Channels such as Crash Course attract large numbers of teens because they teach high school concepts but make the material interesting to learn.

Crash Course offers a series of videos in courses such as world history, U.S. history, literature, biology, chemistry and many other common high school courses, which are taught by the best-selling Young Adult author John Green and his brother, Hank.

The Greens’ videos usually last around 10 minutes and are highly concentrated with information.

“I like the way they present the information,” said Kenny Bianchi, a sophomore at Canisius High School.

The Crash Course “videos are fast-paced and interesting. They grab my attention,” Kenny added.

Often these videos use visuals or phrases that can help some teens remember facts and concepts.

Audrey Wack, a junior at Sacred Heart Academy, says Crash Course has helped her to study for world history, biology and U.S. history.

“The jokes, comparisons and analogies that John Green uses help me remember the material, and it’s interesting how they connect events that have happened in history to events that are happening now,” Audrey said.

A growing number of teens are using these videos as supplements to their studies, and many of them are seeing better test results.

“I can’t only watch the videos, I have to study my notes as well,” Audrey said.

Julia Scherrer, a junior at Clarence High School, also testifies to the effectiveness of Crash Course.
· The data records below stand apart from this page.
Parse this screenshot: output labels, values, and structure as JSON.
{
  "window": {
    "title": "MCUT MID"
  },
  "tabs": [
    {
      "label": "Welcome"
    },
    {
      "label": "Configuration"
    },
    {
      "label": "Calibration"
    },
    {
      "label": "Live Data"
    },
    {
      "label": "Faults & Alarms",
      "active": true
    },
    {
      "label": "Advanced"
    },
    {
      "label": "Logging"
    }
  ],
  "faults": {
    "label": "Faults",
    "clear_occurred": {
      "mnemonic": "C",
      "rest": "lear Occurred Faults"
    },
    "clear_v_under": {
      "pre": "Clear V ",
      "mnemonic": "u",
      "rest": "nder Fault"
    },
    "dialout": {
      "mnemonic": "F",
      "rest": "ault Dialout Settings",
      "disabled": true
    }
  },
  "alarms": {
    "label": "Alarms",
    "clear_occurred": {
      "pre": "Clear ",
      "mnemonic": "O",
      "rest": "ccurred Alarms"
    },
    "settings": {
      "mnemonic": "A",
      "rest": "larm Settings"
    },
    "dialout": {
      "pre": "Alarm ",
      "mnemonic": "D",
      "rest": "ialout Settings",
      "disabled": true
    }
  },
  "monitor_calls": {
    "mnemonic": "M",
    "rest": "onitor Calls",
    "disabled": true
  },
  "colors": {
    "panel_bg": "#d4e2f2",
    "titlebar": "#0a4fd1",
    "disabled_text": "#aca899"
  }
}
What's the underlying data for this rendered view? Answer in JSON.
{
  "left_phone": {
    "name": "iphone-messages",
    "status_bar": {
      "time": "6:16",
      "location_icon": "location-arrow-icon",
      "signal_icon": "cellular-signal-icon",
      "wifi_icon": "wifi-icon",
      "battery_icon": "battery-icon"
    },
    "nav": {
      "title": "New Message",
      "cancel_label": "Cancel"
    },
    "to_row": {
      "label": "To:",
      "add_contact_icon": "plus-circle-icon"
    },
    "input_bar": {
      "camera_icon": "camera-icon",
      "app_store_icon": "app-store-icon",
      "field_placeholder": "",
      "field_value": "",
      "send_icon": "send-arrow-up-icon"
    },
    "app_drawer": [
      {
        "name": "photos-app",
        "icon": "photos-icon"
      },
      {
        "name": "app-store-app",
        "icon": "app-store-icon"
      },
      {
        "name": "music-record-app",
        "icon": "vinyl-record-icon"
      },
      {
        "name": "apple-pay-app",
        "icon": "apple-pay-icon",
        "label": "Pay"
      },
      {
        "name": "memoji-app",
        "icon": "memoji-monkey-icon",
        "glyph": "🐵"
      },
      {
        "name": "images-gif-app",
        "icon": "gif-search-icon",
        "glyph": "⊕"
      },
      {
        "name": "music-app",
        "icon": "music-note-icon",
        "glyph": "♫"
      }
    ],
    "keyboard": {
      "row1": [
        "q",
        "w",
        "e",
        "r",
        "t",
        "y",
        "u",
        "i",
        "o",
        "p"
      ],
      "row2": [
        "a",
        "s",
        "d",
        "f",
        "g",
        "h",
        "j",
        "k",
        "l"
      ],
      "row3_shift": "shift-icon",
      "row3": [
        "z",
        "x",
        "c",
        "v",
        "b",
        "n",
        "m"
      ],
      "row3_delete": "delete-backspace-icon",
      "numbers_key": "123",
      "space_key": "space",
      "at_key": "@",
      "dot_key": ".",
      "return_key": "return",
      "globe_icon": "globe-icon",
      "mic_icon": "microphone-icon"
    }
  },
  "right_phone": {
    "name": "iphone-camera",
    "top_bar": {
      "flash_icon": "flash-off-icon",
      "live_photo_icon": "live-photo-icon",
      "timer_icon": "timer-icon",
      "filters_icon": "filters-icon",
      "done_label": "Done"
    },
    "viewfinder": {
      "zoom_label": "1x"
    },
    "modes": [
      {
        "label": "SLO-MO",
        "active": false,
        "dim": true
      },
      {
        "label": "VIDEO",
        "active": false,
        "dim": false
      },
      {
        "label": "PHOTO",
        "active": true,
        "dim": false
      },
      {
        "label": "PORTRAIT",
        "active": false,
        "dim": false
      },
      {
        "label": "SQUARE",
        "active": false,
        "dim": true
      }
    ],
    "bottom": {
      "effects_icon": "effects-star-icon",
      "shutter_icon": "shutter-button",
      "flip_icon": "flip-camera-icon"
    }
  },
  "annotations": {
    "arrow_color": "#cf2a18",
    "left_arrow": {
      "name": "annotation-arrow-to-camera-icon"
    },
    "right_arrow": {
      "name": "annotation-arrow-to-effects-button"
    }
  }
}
She used the videos to study for the global history Regents exam that she took in June.

“Watching videos is my favorite way to study,” Julia said. “I’m not the kind of person who can just sit and stare at a piece of paper – the information just doesn’t register with me. But when I watch these videos, everything seems to make more sense.”

But it’s not just Crash Course that offers helpful educational videos for high school students. There are many more channels on YouTube that teens are tuning in to.

Julia said she has used a channel called Bozeman Science, which was introduced to her by a teacher, to study chemistry.

Khan Academy provides video courses on YouTube in several subjects, as well as SAT test prep.

Some schools have free lectures available to the public on YouTube, such as Massachusetts Institute of Technology’s Open Course Ware channel. Or if teens simply want to learn tidbits of information not directly related to their schoolwork, channels like ASAP Science or TED Talks offer videos on many subjects.

In addition to students using these videos independently, some high school teachers have started to show them in the classroom as well.

Michael James, who teaches Advanced Placement European History and Advanced Placement U.S. Government at Nardin Academy, often shows his students videos in class or suggests videos to the students that he says will help reinforce their learning.

James often shows his classes videos related to the material they are learning that he finds on TeacherTube.com, a website that offers appropriate educational videos that are free for anyone to use, or lectures by Eugene Weber, a former professor at the University of California at Los Angeles.

“The biggest value of these videos is the supplement they add to the textbook readings and the classwork,” James said.

He views these videos as a great way to reinforce what students already have learned in class.

James also said that while students are studying at home, they may come across information that they have questions about, and those questions may be answered by watching the videos he has suggested since he cannot be there to personally answer them.

In addition, James said he is glad that his students are finding and using educational videos independently.

“Today in class I asked my students how many of them use videos on their own to study,” he said recently. “Every hand was up.”

It is easy to think YouTube is simply a website used solely by teens for entertainment purposes, but it has much more to offer. As more schools continue to incorporate technology into their curriculum, educational videos on sites like YouTube will grow in popularity.

Kate Quinn is a junior at Nardin Academy.